Temperature imposes significant constraints on ectothermic animals, and these organisms have evolved numerous adaptations to respond to these constraints. While the impacts of temperature on the physiology of ectotherms have been extensively studied, there are currently no frameworks available that outline the multiple and often simultaneous pathways by which temperature can affect behaviour. Drawing from the literature on insects, we propose a unified framework that should apply to all ectothermic animals, generalizing temperature's behavioural effects into: (1) kinetic effects, resulting from temperature's bottom-up constraining influence on metabolism and neurophysiology over a range of timescales (from short to long term), and (2) integrated effects, where the top-down integration of thermal information intentionally initiates or modifies a behaviour (behavioural thermoregulation, thermal orientation, thermosensory behavioural adjustments). We discuss the difficulty in distinguishing adaptive behavioural changes from constraints when observing animals' behavioural responses to temperature. We then propose two complementary approaches to distinguish adaptations from constraints, and categorize behaviours according to our framework: (i) 'kinetic null modelling' of temperature's effects on behaviour; and (ii) behavioural ecology experiments using temperature-insensitive mutants. Our framework should help to guide future research on the complex relationship between temperature and behaviour in ectothermic animals.

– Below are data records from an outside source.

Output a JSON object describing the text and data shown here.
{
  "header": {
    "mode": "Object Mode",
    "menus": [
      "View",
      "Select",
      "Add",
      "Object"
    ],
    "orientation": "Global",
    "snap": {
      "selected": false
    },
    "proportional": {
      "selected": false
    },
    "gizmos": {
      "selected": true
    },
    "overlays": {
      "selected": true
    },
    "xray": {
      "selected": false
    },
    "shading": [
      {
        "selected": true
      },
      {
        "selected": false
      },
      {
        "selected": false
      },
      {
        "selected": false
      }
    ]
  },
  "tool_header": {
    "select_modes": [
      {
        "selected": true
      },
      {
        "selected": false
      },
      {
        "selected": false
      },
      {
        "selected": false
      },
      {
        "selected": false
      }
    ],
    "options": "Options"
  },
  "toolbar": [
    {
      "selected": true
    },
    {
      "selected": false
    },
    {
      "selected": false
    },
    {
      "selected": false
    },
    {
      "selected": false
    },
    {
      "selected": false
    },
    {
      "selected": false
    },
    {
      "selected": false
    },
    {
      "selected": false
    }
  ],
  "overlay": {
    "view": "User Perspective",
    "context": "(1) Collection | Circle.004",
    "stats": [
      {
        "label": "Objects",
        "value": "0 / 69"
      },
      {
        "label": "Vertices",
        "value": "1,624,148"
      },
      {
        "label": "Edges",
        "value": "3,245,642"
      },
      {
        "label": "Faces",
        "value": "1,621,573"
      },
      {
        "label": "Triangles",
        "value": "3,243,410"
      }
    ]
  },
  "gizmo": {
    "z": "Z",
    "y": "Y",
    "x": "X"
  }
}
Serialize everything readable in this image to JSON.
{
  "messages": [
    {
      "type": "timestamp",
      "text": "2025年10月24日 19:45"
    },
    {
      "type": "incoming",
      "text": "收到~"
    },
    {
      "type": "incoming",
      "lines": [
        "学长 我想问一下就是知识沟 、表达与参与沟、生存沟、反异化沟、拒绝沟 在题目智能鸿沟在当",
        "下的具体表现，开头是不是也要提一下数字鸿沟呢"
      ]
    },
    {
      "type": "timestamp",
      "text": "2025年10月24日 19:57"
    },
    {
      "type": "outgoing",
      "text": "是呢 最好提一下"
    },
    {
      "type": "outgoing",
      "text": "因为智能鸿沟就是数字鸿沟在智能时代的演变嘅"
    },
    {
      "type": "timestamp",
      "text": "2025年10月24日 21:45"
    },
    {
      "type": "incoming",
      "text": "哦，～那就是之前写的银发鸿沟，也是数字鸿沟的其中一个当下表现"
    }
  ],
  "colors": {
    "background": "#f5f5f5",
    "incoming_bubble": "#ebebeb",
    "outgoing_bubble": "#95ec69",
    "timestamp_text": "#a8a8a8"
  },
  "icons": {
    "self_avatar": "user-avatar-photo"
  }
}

Keywords: behavioural ecology; insects; metabolic theory of ecology; physiological constraints; thermal biology; thermal orientation; thermoregulation; thermosensation.
© 2016 Cambridge Philosophical Society.